With over 25 years in the Real Estate Sector in India, Rohit Gera, Managing Director of Gera Developments Pvt. Ltd, based in Pune, India has seen the industry mature from where it was earlier. He is responsible for the day-to-day functioning of the various departments of the company as well as for the planning and execution of new projects. He also focuses on the long term growth initiatives of the company. Rohit has over two decades of experience in real estate development. He has a Bachelor of Science degree (double major in Building Construction and Project Management and Economics) from the University of Massachusetts of Amherst. Rohit Gera is also a member of the Managing Committee of Promoters and Builders Association of Poona (PBAP) since 1999. He was the Honorary Secretary from 2005-2007 and is Vice President since 2007.
Here is the interview with Team BERG
Q: Please tell us about your journey in building Brand GERA in the Real Estate Industry in India
We have been through a number of downturns, we have seen the maturing of the markets as well. We have seen days when people would celebrate when they got a Home loan to drop in the interest rates upto 7.5 percent and a tremendous boom in the sales. So ups & downs of the sector at a time now when we are going to see a tremendous degree of change yet again. 2016 could be another landmark year and we expect to see some drastic changes as well.
Q: What are the key trends in the industry that you have witnessed?

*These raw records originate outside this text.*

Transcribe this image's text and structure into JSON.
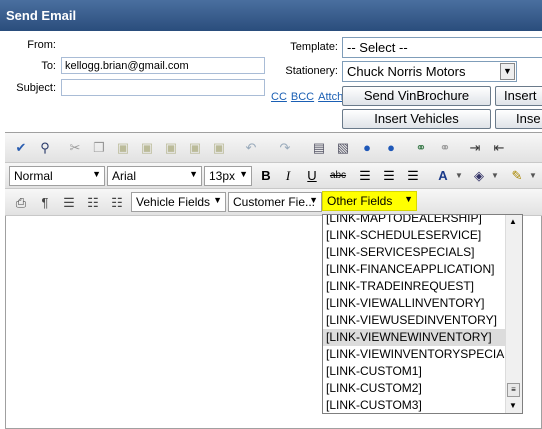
{
  "window": {
    "title": "Send Email"
  },
  "form": {
    "from_label": "From:",
    "to_label": "To:",
    "to_value": "kellogg.brian@gmail.com",
    "subject_label": "Subject:",
    "subject_value": "",
    "cc_label": "CC",
    "bcc_label": "BCC",
    "attch_label": "Attch",
    "template_label": "Template:",
    "template_value": "-- Select --",
    "stationery_label": "Stationery:",
    "stationery_value": "Chuck Norris Motors"
  },
  "buttons": {
    "send_vinbrochure": "Send VinBrochure",
    "insert_partial": "Insert",
    "insert_vehicles": "Insert Vehicles",
    "insert_partial2": "Inse"
  },
  "toolbar": {
    "format_value": "Normal",
    "font_value": "Arial",
    "size_value": "13px",
    "bold": "B",
    "italic": "I",
    "underline": "U",
    "strike": "abc",
    "font_color": "A",
    "vehicle_fields": "Vehicle Fields",
    "customer_fields": "Customer Fie...",
    "other_fields": "Other Fields"
  },
  "other_fields_list": [
    "[LINK-MAPTODEALERSHIP]",
    "[LINK-SCHEDULESERVICE]",
    "[LINK-SERVICESPECIALS]",
    "[LINK-FINANCEAPPLICATION]",
    "[LINK-TRADEINREQUEST]",
    "[LINK-VIEWALLINVENTORY]",
    "[LINK-VIEWUSEDINVENTORY]",
    "[LINK-VIEWNEWINVENTORY]",
    "[LINK-VIEWINVENTORYSPECIALS]",
    "[LINK-CUSTOM1]",
    "[LINK-CUSTOM2]",
    "[LINK-CUSTOM3]"
  ],
  "highlighted_item": "[LINK-VIEWNEWINVENTORY]",
  "colors": {
    "titlebar": "#2a4d7c",
    "highlight_yellow": "#ffff00",
    "link": "#1a5fb4"
  }
}
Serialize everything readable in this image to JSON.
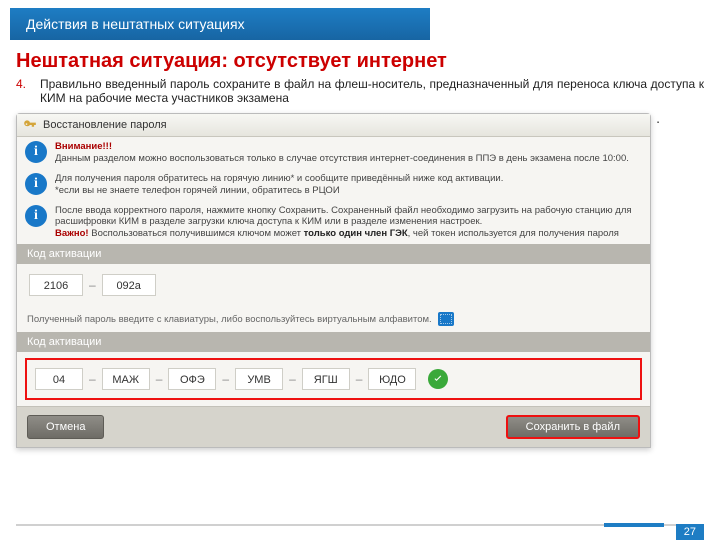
{
  "header": "Действия в нештатных ситуациях",
  "title": "Нештатная ситуация: отсутствует интернет",
  "step_num": "4.",
  "step_text": "Правильно введенный пароль сохраните в файл на флеш-носитель, предназначенный для переноса ключа доступа к КИМ на рабочие места участников экзамена",
  "window_title": "Восстановление пароля",
  "info1_title": "Внимание!!!",
  "info1_body": "Данным разделом можно воспользоваться только в случае отсутствия интернет-соединения в ППЭ в день экзамена после 10:00.",
  "info2_line1": "Для получения пароля обратитесь на горячую линию* и сообщите приведённый ниже код активации.",
  "info2_line2": "*если вы не знаете телефон горячей линии, обратитесь в РЦОИ",
  "info3_line1": "После ввода корректного пароля, нажмите кнопку Сохранить. Сохраненный файл необходимо загрузить на рабочую станцию для расшифровки КИМ в разделе загрузки ключа доступа к КИМ или в разделе изменения настроек.",
  "info3_prefix": "Важно!",
  "info3_line2": " Воспользоваться получившимся ключом может ",
  "info3_bold": "только один член ГЭК",
  "info3_line2b": ", чей токен используется для получения пароля",
  "code_section_label": "Код активации",
  "code1": "2106",
  "code2": "092a",
  "hint_text": "Полученный пароль введите с клавиатуры, либо воспользуйтесь виртуальным алфавитом.",
  "pass_section_label": "Код активации",
  "p1": "04",
  "p2": "МАЖ",
  "p3": "ОФЭ",
  "p4": "УМВ",
  "p5": "ЯГШ",
  "p6": "ЮДО",
  "cancel_label": "Отмена",
  "save_label": "Сохранить в файл",
  "page_number": "27"
}
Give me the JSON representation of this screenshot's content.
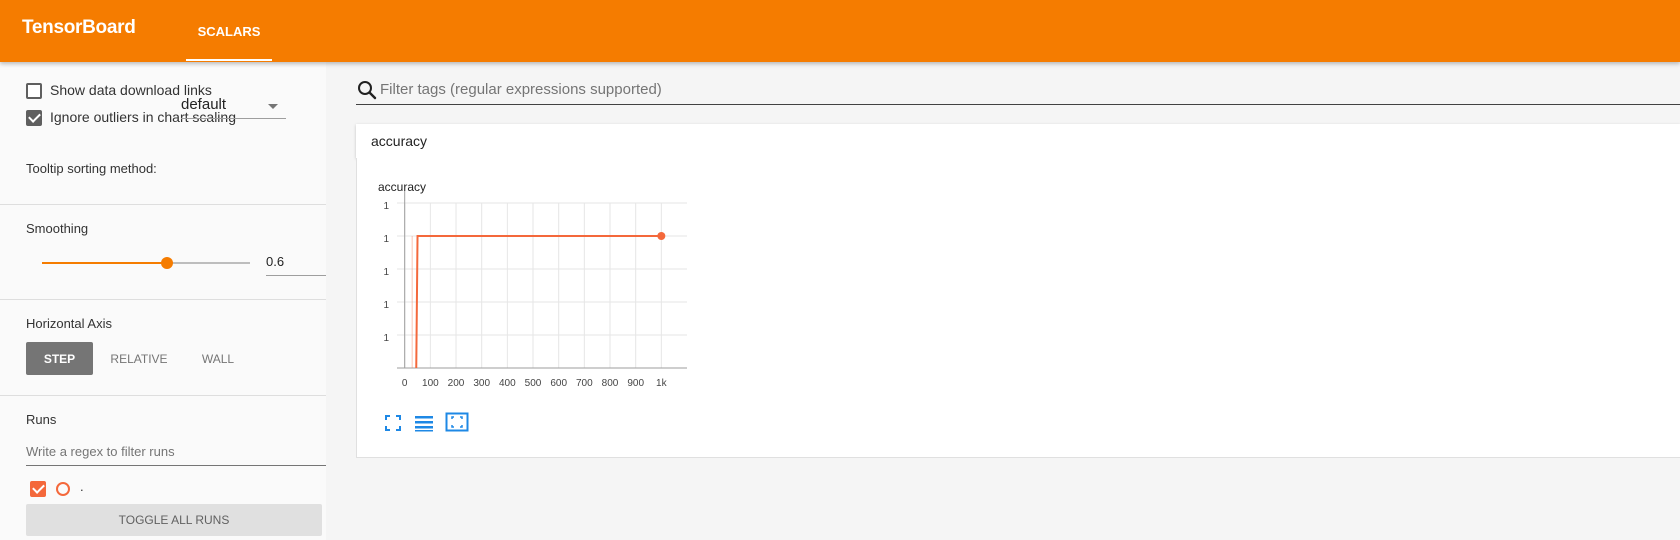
{
  "app": {
    "brand": "TensorBoard",
    "active_tab": "SCALARS",
    "colors": {
      "primary": "#f57c00",
      "run_color": "#f4683b"
    }
  },
  "sidebar": {
    "show_download_links": {
      "label": "Show data download links",
      "checked": false
    },
    "ignore_outliers": {
      "label": "Ignore outliers in chart scaling",
      "checked": true
    },
    "tooltip_sorting": {
      "label": "Tooltip sorting method:",
      "value": "default"
    },
    "smoothing": {
      "title": "Smoothing",
      "value": "0.6",
      "fraction": 0.6
    },
    "horizontal_axis": {
      "title": "Horizontal Axis",
      "options": [
        "STEP",
        "RELATIVE",
        "WALL"
      ],
      "selected": "STEP"
    },
    "runs": {
      "title": "Runs",
      "filter_placeholder": "Write a regex to filter runs",
      "items": [
        {
          "name": ".",
          "checked": true
        }
      ],
      "toggle_all_label": "TOGGLE ALL RUNS"
    }
  },
  "main": {
    "tag_filter_placeholder": "Filter tags (regular expressions supported)",
    "category": "accuracy",
    "card_icons": [
      "fullscreen-icon",
      "toggle-log-scale-icon",
      "fit-domain-icon"
    ]
  },
  "chart_data": {
    "type": "line",
    "title": "accuracy",
    "xlabel": "",
    "ylabel": "",
    "x_ticks": [
      "0",
      "100",
      "200",
      "300",
      "400",
      "500",
      "600",
      "700",
      "800",
      "900",
      "1k"
    ],
    "y_ticks": [
      "1",
      "1",
      "1",
      "1",
      "1"
    ],
    "xlim": [
      -30,
      1100
    ],
    "ylim": [
      0,
      1
    ],
    "grid": true,
    "series": [
      {
        "color": "#f4683b",
        "points": [
          [
            45,
            0
          ],
          [
            50,
            0.8
          ],
          [
            55,
            0.8
          ],
          [
            1000,
            0.8
          ]
        ],
        "final_point": [
          1000,
          0.8
        ]
      }
    ]
  }
}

When I started in 1991, the entire country was in an overall crisis. Like others, we were caught in a cash flow problem and those were the early days of Gera. I pretty much took a decision at that time that we will not be caught in a cash flow problem again. We have been conservative over the years that has paid off well. The other factor that has influenced our entire approach has been the values that we have been bought up with, thinking from the customer’s perspective. Real Estate is only one asset that you buy once and keep paying for 25 years. Recognizing this as the important factor has helped our organization grow. This is something that we keep central to what we do, something like a 5 year warranty on the flats etc.
Q: Could you recall any challenges that you faced?
We bumped into a few walls to figure out our challenge of cash flow in early days. This was very significant as this has moulded the rest of our journey. This was by far the most critical challenge that we faced and was also a big learning for us.
Q: How does GERA see itself in the next 5 yrs time
I like to believe that people look up to us as someone who has been standing up in doing the right thing. We have not been involved in any scam or land buying or any other default. We have not had any customer default till date. While the real estate sector is disorganized to a large extent, the first thing that many developers face is delayed payments of salary staff or vendors. We have made it a practice that our staff salary gets paid by the end of every month for sure. These are small things which we believe are very important to build a healthy culture.
Q: What are your thoughts on the Governments plan for affordable housing for all?
First of all, I don’t think this is gonna happen, its too ambitions a target. although the intention & intent is very much in place. With the way things are currently, there is a lot of joy & satisfaction in the Govt. saying that we rank 130 from 140 in ease of doing business in the country. But when you break up that rating, the sub sectors of this rating – one of the category “ease of dealing with construction permits”, out of 189 countries, we moved up to 181. We are the 181st most difficult country in the world to deal with construction permits, which is the first step in housing projects. The Real Estate Regulatory Bill, is a great idea in theory. We need legislation to protect the customer, however the fault does not lie only with the developer. There are changes required in approval process, environment rules, occupancy certificate process and many more. Unless we fix all of these, we won’t be able to bring about the change that we aim. We are only addressing only part of the problem.
Q: Tell us about some of the ideas that Indian Real Estate Developers could adopt from other international Smart cities
Every Indian city is unique in itself. India was referred to as “developing economy” in old days. So I think if people move in first & infrastructure follows, then you are a developing economy. This also means that different cities have different challenges. In some cities rationalization of the FAR may be a solution, densification may be a solution in some cities, solving inner city issues are cricitcal to some cities. Hence there is no one solution to any city. The tax structure needs a relook. First we paid stamp duty, then along the way we are also judged as providing a service, hence pay service tax. Then the Govt. introduced VAT which is for a immovable property. To that extent can we look at reducing the stamp duty to that extent? Tax is certainly something that we need to learn from other nations. However, city specific solutions has to come in from best in class practises from different parts of the world.
Q: What’s your advice to the upcoming developers to be successful?
Can you think fo your customer as someone who is going to buy more & more homes from you? This makes the customer as the centre of your decision making process. Since home is a one-time buy for majority of us, many developers do not put the customer at the centre of their business, which does not pay off in long term. So if we value the customer & give them the due credit in everything that we do then there is tremendous opportunity.